The better informed you are about your specific diagnosis, the better you’ll be able to make decisions on your own behalf. There are two main types of testicular cancer , known as seminomas and non-seminomas. Knowing how advanced the cancer is, or what stage it’s in, will also determine your treatment options.
3. What treatment plan is right for me?
The type of treatment your doctor will recommend will depend on your specific diagnosis and type of testicular cancer. Generally speaking, treatment options for testicular cancer include surgery, radiation, and chemotherapy.
4. What lifestyle changes should I make?
The Testicular Cancer Foundation (TCF) urges all men to be advocates for their own health. This includes living a healthy lifestyle – a well-balanced diet and exercise. Additionally, TCF urges men to take their time and be patient when jumping back into work and daily life.

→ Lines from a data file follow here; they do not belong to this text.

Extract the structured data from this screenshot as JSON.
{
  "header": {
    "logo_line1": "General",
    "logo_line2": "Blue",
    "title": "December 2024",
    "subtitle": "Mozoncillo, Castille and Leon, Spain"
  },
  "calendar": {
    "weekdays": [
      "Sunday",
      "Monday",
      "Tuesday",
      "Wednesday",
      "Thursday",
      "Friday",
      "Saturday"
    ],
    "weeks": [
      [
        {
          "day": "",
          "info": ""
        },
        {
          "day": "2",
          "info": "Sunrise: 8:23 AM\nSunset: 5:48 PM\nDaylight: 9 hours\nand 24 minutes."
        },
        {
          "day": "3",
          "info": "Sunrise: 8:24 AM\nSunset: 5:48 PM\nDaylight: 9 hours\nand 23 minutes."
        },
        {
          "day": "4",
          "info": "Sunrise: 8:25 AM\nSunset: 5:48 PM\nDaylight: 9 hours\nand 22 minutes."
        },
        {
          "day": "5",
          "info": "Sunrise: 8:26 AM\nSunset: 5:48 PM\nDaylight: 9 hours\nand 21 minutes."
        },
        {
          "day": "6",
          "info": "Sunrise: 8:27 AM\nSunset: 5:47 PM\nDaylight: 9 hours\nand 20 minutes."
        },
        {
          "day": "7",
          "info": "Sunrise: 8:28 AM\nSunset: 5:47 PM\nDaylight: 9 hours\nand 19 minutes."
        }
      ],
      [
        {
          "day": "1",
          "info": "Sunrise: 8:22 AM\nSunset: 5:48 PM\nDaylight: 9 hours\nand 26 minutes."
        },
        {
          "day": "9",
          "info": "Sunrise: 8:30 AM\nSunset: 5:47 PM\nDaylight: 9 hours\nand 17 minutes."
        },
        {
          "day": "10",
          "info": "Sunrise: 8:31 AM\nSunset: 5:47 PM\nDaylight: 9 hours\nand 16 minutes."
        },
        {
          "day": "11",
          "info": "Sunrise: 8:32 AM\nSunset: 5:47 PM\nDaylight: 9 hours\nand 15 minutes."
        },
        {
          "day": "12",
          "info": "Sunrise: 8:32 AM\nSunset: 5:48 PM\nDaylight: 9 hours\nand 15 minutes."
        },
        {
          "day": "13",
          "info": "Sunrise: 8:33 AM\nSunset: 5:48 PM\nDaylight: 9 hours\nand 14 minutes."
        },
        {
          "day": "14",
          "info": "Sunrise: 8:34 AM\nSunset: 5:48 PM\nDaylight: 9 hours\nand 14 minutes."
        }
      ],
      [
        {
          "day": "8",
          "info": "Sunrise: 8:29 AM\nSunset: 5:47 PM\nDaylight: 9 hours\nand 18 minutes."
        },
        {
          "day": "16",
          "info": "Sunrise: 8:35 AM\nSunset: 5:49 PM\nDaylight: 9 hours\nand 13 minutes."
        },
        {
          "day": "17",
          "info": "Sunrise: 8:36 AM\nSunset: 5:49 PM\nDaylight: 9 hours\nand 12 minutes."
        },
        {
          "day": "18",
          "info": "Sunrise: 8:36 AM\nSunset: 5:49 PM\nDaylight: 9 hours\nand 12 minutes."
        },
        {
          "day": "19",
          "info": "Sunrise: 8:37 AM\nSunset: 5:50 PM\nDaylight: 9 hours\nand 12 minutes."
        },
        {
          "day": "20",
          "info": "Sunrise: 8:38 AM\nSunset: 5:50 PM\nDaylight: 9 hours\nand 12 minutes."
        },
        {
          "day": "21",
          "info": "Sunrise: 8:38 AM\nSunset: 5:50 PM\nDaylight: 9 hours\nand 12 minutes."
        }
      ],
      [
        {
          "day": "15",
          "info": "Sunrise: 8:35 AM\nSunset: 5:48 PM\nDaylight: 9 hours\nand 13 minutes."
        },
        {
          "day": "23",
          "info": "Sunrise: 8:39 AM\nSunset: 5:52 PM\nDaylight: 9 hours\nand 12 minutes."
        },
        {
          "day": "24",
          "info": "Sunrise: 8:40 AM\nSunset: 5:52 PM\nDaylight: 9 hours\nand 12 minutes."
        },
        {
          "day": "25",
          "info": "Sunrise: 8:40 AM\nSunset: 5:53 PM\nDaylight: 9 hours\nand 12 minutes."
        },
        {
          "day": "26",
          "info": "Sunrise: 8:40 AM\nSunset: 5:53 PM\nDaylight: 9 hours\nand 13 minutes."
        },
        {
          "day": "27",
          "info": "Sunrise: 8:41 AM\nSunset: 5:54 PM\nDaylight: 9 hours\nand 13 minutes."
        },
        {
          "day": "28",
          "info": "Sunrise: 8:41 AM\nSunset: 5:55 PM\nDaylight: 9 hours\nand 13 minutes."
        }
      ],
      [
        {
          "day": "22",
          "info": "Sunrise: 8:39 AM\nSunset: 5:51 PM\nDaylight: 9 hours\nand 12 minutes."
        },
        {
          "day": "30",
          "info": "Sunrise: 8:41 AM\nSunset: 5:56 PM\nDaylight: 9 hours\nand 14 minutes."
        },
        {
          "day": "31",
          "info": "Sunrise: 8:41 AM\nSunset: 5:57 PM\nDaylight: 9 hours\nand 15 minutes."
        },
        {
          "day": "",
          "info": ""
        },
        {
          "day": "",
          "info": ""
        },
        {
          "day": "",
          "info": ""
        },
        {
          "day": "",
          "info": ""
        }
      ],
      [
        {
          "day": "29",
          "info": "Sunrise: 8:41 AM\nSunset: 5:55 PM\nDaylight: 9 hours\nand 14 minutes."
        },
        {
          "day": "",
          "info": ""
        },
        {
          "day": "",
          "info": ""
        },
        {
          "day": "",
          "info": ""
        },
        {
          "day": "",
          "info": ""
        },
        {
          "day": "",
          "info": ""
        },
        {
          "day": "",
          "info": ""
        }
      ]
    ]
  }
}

Your doctor will be able to give you specific diet and exercise recommendations that are best suited for you.
5. What are some of the biggest difficulties I might face after treatment?
Side effects and experiences vary widely from person to person and depend on your diagnosis. According to TCF, many survivors struggle with PTSD, depression, “feel as if they have lost their ‘manhood,’ and fear re-occurrence. Some men struggle with infertility as well.” Your doctor can help you find the best resources and support systems to improve your quality life after treatment.
Early detection of testicular cancer is critical and makes all the difference when it comes to treatment, recovery, and survival rate. In celebration of Testicular Cancer Awareness Month, take the opportunity to check yourself and get a physical exam today.
If you have questions or concerns about testicular cancer, or any urology-related conditions, please contact the Urology Group of Princeton (609.924.6487) to schedule a consultation.